--- MATERIAL SUPPLIED ---

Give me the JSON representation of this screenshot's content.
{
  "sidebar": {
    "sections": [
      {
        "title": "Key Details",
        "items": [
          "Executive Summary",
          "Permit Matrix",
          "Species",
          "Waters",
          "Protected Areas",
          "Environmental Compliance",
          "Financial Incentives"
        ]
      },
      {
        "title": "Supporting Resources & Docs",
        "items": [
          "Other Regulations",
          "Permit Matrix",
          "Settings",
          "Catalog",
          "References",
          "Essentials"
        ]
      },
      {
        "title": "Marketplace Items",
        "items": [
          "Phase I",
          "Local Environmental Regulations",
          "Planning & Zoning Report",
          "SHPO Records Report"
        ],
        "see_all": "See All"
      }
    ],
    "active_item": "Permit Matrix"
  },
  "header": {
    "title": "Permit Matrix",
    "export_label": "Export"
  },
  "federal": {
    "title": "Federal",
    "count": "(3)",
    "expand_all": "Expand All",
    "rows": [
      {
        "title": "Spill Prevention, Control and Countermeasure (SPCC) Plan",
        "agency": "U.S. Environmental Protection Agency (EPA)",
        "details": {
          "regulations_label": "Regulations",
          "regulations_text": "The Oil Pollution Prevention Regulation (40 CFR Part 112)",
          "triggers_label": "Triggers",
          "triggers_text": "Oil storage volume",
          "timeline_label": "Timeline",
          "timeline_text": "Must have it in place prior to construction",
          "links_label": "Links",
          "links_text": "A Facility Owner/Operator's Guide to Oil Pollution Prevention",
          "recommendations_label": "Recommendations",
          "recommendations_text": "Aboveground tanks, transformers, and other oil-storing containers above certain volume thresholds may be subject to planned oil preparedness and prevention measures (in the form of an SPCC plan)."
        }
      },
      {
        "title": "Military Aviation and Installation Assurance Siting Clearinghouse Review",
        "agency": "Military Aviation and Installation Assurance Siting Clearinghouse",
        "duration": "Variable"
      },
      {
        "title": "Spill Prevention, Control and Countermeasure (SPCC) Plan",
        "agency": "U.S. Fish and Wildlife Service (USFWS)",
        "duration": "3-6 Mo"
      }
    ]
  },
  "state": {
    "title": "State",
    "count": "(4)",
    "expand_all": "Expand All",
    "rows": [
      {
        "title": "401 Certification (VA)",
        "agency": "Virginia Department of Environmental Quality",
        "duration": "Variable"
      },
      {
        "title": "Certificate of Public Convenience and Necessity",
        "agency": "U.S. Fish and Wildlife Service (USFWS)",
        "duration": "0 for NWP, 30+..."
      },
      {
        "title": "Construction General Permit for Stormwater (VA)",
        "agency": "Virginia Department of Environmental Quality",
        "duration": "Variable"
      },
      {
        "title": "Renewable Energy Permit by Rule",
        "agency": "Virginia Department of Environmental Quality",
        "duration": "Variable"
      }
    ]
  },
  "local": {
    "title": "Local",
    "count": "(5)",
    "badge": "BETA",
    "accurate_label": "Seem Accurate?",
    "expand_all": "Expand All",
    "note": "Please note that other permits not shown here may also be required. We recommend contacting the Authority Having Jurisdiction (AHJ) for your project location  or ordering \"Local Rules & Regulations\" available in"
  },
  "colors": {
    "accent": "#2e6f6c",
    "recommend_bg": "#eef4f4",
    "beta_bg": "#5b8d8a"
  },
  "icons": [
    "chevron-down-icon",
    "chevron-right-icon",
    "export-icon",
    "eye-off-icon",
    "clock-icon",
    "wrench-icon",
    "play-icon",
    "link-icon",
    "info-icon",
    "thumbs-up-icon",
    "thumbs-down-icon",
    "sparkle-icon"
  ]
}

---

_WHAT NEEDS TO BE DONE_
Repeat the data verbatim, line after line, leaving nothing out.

_RESPONSE_
Give me the JSON representation of this screenshot's content.
{
  "sidebar": {
    "sections": [
      {
        "title": "Key Details",
        "items": [
          "Executive Summary",
          "Permit Matrix",
          "Species",
          "Waters",
          "Protected Areas",
          "Environmental Compliance",
          "Financial Incentives"
        ]
      },
      {
        "title": "Supporting Resources & Docs",
        "items": [
          "Other Regulations",
          "Permit Matrix",
          "Settings",
          "Catalog",
          "References",
          "Essentials"
        ]
      },
      {
        "title": "Marketplace Items",
        "items": [
          "Phase I",
          "Local Environmental Regulations",
          "Planning & Zoning Report",
          "SHPO Records Report"
        ],
        "see_all": "See All"
      }
    ],
    "active_item": "Permit Matrix"
  },
  "header": {
    "title": "Permit Matrix",
    "export_label": "Export"
  },
  "federal": {
    "title": "Federal",
    "count": "(3)",
    "expand_all": "Expand All",
    "rows": [
      {
        "title": "Spill Prevention, Control and Countermeasure (SPCC) Plan",
        "agency": "U.S. Environmental Protection Agency (EPA)",
        "details": {
          "regulations_label": "Regulations",
          "regulations_text": "The Oil Pollution Prevention Regulation (40 CFR Part 112)",
          "triggers_label": "Triggers",
          "triggers_text": "Oil storage volume",
          "timeline_label": "Timeline",
          "timeline_text": "Must have it in place prior to construction",
          "links_label": "Links",
          "links_text": "A Facility Owner/Operator's Guide to Oil Pollution Prevention",
          "recommendations_label": "Recommendations",
          "recommendations_text": "Aboveground tanks, transformers, and other oil-storing containers above certain volume thresholds may be subject to planned oil preparedness and prevention measures (in the form of an SPCC plan)."
        }
      },
      {
        "title": "Military Aviation and Installation Assurance Siting Clearinghouse Review",
        "agency": "Military Aviation and Installation Assurance Siting Clearinghouse",
        "duration": "Variable"
      },
      {
        "title": "Spill Prevention, Control and Countermeasure (SPCC) Plan",
        "agency": "U.S. Fish and Wildlife Service (USFWS)",
        "duration": "3-6 Mo"
      }
    ]
  },
  "state": {
    "title": "State",
    "count": "(4)",
    "expand_all": "Expand All",
    "rows": [
      {
        "title": "401 Certification (VA)",
        "agency": "Virginia Department of Environmental Quality",
        "duration": "Variable"
      },
      {
        "title": "Certificate of Public Convenience and Necessity",
        "agency": "U.S. Fish and Wildlife Service (USFWS)",
        "duration": "0 for NWP, 30+..."
      },
      {
        "title": "Construction General Permit for Stormwater (VA)",
        "agency": "Virginia Department of Environmental Quality",
        "duration": "Variable"
      },
      {
        "title": "Renewable Energy Permit by Rule",
        "agency": "Virginia Department of Environmental Quality",
        "duration": "Variable"
      }
    ]
  },
  "local": {
    "title": "Local",
    "count": "(5)",
    "badge": "BETA",
    "accurate_label": "Seem Accurate?",
    "expand_all": "Expand All",
    "note": "Please note that other permits not shown here may also be required. We recommend contacting the Authority Having Jurisdiction (AHJ) for your project location  or ordering \"Local Rules & Regulations\" available in"
  },
  "colors": {
    "accent": "#2e6f6c",
    "recommend_bg": "#eef4f4",
    "beta_bg": "#5b8d8a"
  },
  "icons": [
    "chevron-down-icon",
    "chevron-right-icon",
    "export-icon",
    "eye-off-icon",
    "clock-icon",
    "wrench-icon",
    "play-icon",
    "link-icon",
    "info-icon",
    "thumbs-up-icon",
    "thumbs-down-icon",
    "sparkle-icon"
  ]
}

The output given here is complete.